In Acts 16, Paul and Silas were beat up, put in prison and the stocks.  While in prison, Paul and Silas prayed and sang hymns at around midnight.  Their joy in the midst of trial must have pleased God, because he provided an earthquake that made “the prison doors…open, and everybody’s chains came loose.”

Are you going through a storm in your life?  If so, it’s time to start singing.


Exodus 20:1-21

While out doing errands last Saturday, I pulled in a left turn lane to stop at a stoplight.  As I waited there, I watched someone run a red light.  Maybe that person thought the yellow light would be longer.  Or, it could be that they were in a hurry and decided to run it.
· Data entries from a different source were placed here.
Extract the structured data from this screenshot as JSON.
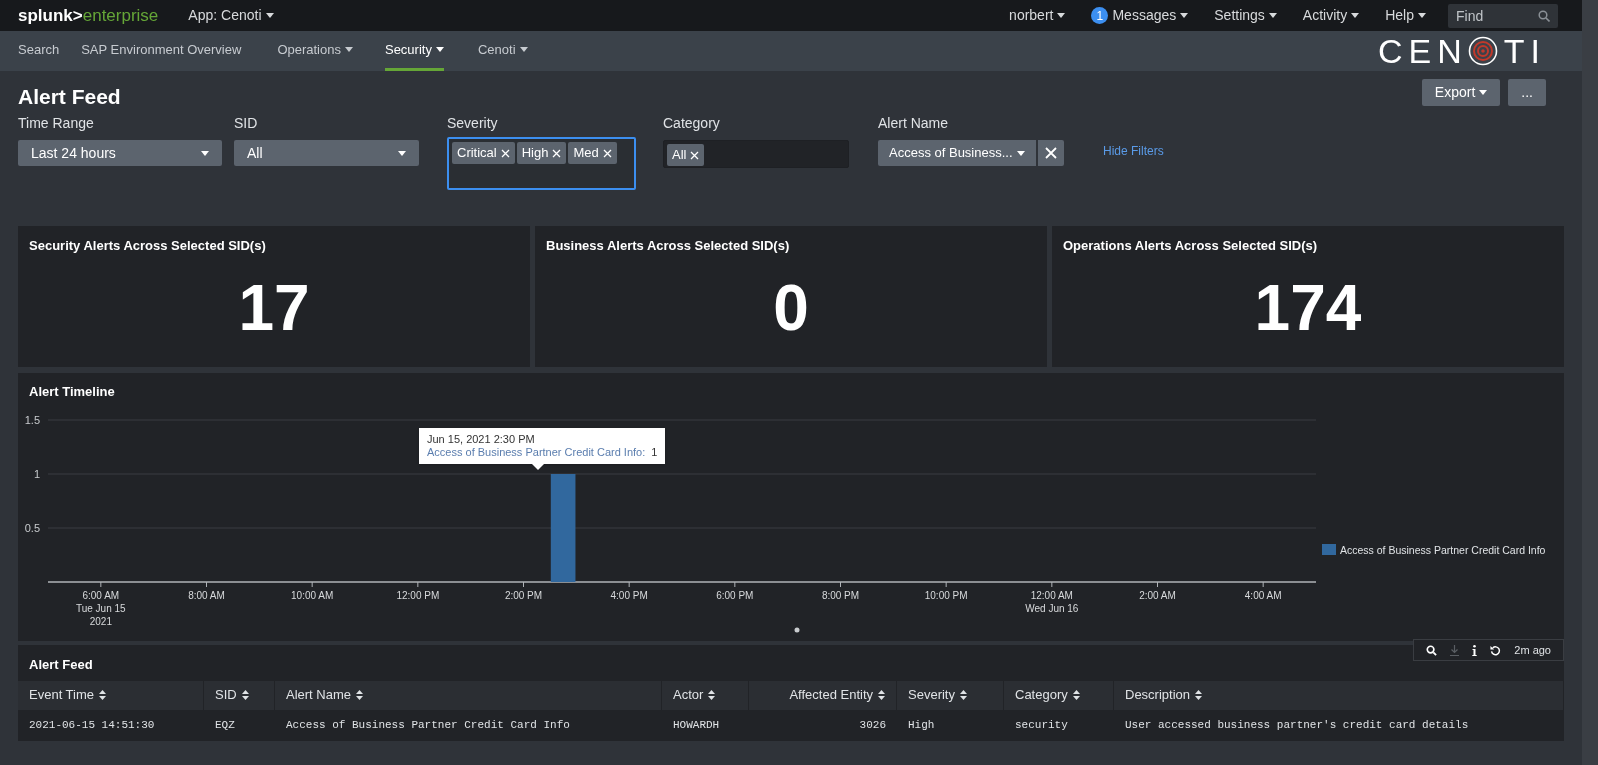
{
  "top_bar": {
    "brand": "splunk>",
    "product": "enterprise",
    "app_menu": "App: Cenoti",
    "menus": [
      {
        "label": "norbert"
      },
      {
        "label": "Messages",
        "badge": "1"
      },
      {
        "label": "Settings"
      },
      {
        "label": "Activity"
      },
      {
        "label": "Help"
      }
    ],
    "search": {
      "placeholder": "Find"
    }
  },
  "nav": {
    "items": [
      {
        "label": "Search",
        "dropdown": false,
        "selected": false
      },
      {
        "label": "SAP Environment Overview",
        "dropdown": false,
        "selected": false
      },
      {
        "label": "Operations",
        "dropdown": true,
        "selected": false
      },
      {
        "label": "Security",
        "dropdown": true,
        "selected": true
      },
      {
        "label": "Cenoti",
        "dropdown": true,
        "selected": false
      }
    ],
    "logo": {
      "before": "CEN",
      "after": "TI"
    }
  },
  "page": {
    "title": "Alert Feed",
    "buttons": [
      {
        "label": "Export",
        "dropdown": true
      },
      {
        "label": "...",
        "dropdown": false
      }
    ]
  },
  "filters": [
    {
      "kind": "dropdown",
      "label": "Time Range",
      "value": "Last 24 hours"
    },
    {
      "kind": "dropdown",
      "label": "SID",
      "value": "All"
    },
    {
      "kind": "multiselect",
      "label": "Severity",
      "tokens": [
        "Critical",
        "High",
        "Med"
      ],
      "focused": true
    },
    {
      "kind": "multiselect",
      "label": "Category",
      "tokens": [
        "All"
      ],
      "focused": false
    },
    {
      "kind": "clearable",
      "label": "Alert Name",
      "value": "Access of Business..."
    }
  ],
  "hide_filters_link": "Hide Filters",
  "stat_panels": [
    {
      "title": "Security Alerts Across Selected SID(s)",
      "value": "17"
    },
    {
      "title": "Business Alerts Across Selected SID(s)",
      "value": "0"
    },
    {
      "title": "Operations Alerts Across Selected SID(s)",
      "value": "174"
    }
  ],
  "timeline": {
    "title": "Alert Timeline",
    "chart_data": {
      "type": "bar",
      "x": [
        "2021-06-15 14:45"
      ],
      "series": [
        {
          "name": "Access of Business Partner Credit Card Info",
          "color": "#31689e",
          "values": [
            1
          ]
        }
      ],
      "xlim": [
        "2021-06-15 05:00",
        "2021-06-16 05:00"
      ],
      "ylim": [
        0,
        1.5
      ],
      "yticks": [
        {
          "value": 0.5,
          "label": "0.5"
        },
        {
          "value": 1,
          "label": "1"
        },
        {
          "value": 1.5,
          "label": "1.5"
        }
      ],
      "xticks": [
        {
          "value": "2021-06-15 06:00",
          "label": "6:00 AM\nTue Jun 15\n2021"
        },
        {
          "value": "2021-06-15 08:00",
          "label": "8:00 AM"
        },
        {
          "value": "2021-06-15 10:00",
          "label": "10:00 AM"
        },
        {
          "value": "2021-06-15 12:00",
          "label": "12:00 PM"
        },
        {
          "value": "2021-06-15 14:00",
          "label": "2:00 PM"
        },
        {
          "value": "2021-06-15 16:00",
          "label": "4:00 PM"
        },
        {
          "value": "2021-06-15 18:00",
          "label": "6:00 PM"
        },
        {
          "value": "2021-06-15 20:00",
          "label": "8:00 PM"
        },
        {
          "value": "2021-06-15 22:00",
          "label": "10:00 PM"
        },
        {
          "value": "2021-06-16 00:00",
          "label": "12:00 AM\nWed Jun 16"
        },
        {
          "value": "2021-06-16 02:00",
          "label": "2:00 AM"
        },
        {
          "value": "2021-06-16 04:00",
          "label": "4:00 AM"
        }
      ]
    },
    "tooltip": {
      "time": "Jun 15, 2021 2:30 PM",
      "series": "Access of Business Partner Credit Card Info:",
      "value": "1"
    },
    "footer": {
      "download_disabled": true,
      "updated": "2m ago"
    }
  },
  "alert_feed": {
    "title": "Alert Feed",
    "columns": [
      {
        "label": "Event Time",
        "kind": "text"
      },
      {
        "label": "SID",
        "kind": "text"
      },
      {
        "label": "Alert Name",
        "kind": "text"
      },
      {
        "label": "Actor",
        "kind": "text"
      },
      {
        "label": "Affected Entity",
        "kind": "number"
      },
      {
        "label": "Severity",
        "kind": "text"
      },
      {
        "label": "Category",
        "kind": "text"
      },
      {
        "label": "Description",
        "kind": "text"
      }
    ],
    "rows": [
      [
        "2021-06-15 14:51:30",
        "EQZ",
        "Access of Business Partner Credit Card Info",
        "HOWARDH",
        "3026",
        "High",
        "security",
        "User accessed business partner's credit card details"
      ]
    ]
  }
}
What if someone thought, “I don’t need to stop at a stoplight.  That’s stupid.”  If they followed through with that thought, they may get away with it, but over time, odds are they’ll eventually face a wreck.

We know that if certain laws are broken, police can get involved.  If someone runs a red light, speeds excessively, etc., their safety and the safety of others is compromised, so cop cars are expected.

God has laws too, like the Ten Commandments.  His loving laws make life better.

Acts 13:42-44, 1 Corinthians 9:24

I’m fascinated by Billy Graham’s righteous ministry and recently read, Thoughts and Reflections on Billy Graham’s Life Principles.”  Here’s a quote from singer George Beverly Shea regarding a 1947 Charlotte event.  It was Billy Graham’s very first service.  George said, “This young man has great faith.  He’s asked the people to come forward.  They are singing, and he’s got his eyes closed, his hands folded; and he’s quiet now…He just quietly waited and prayed as the hymn was being sung, and they came in great numbers.

God used Billy Graham to draw many people.  We also know that God greatly used Paul and Barnabas.  Acts 13:44 says, “On the next Sabbath almost the whole city gathered to hear the word of the Lord.”

Even though Paul, Barnabas, and Billy Graham aren’t with us on Earth, they left behind mighty ministries fueled by God.  In the Billy Graham book, James H. Landes said, “Billy believes in the local church.  He realizes that when he’s gone, the local church is that part of the body of Christ that must continue to edify and minister to those who are redeemed by the grace of our Lord Jesus Christ.

We’re the church.  We probably won’t reach as many people as Billy Graham or Paul, but we can at least take the extended baton and, as Paul conveyed, do our best in the race, striving for “the prize.”

Psalm 84:11-12

On a very rainy day earlier this month, I took our white, fluffy dog outside.  I held a large, black umbrella over him, but he didn’t seem to notice.  I followed him as he wandered around. He got a little wet, mostly on the fur near the top of his nose, which stuck out just beyond the perimeter of the umbrella.  He doesn’t like being wet and didn’t look happy, so when I got him inside and toweled him off, he was his happy self again.

Imagine God putting a shield of protection over the children of God, kind of like an umbrella.  We may whine about getting a little wet from the problems that come, but we don’t realize God’s actually keeping us from a downpour of problems.  God is our shield.


Philippians 4:6

One day last month, the kids and I were getting ready to go on a walk.  We were in our carport when I heard what sounded like a small bird’s wings fluttering fast above me.  I then looked up and saw a large dragonfly!  It was caught in the netting we use to discourage roosting.  The drab-looking dragonfly tried repeatedly to fly forward with its 3 1/2″(?) wingspan through a 1″ x 1″ wire square.  We love dragonflies, so I reached for a broom and gently moved the netting, revealing a way out.  After a short while, it realized freedom was actually behind it.  It buzzed out, went behind me for a moment, and then it was gone.  We like to think it was thankful.

That dragonfly had just one idea to solve a problem.  It only tried forward force to escape the netting.  But haven’t we all tried to pound a square peg into a round hole at times in our lives?

Whatever problems we may have or will have, God can help in ways we wouldn’t expect.  Philippians 4:6 says that no matter what problems we face, we need to pray with a thankful heart to God, presenting our requests.  God doesn’t want us to worry.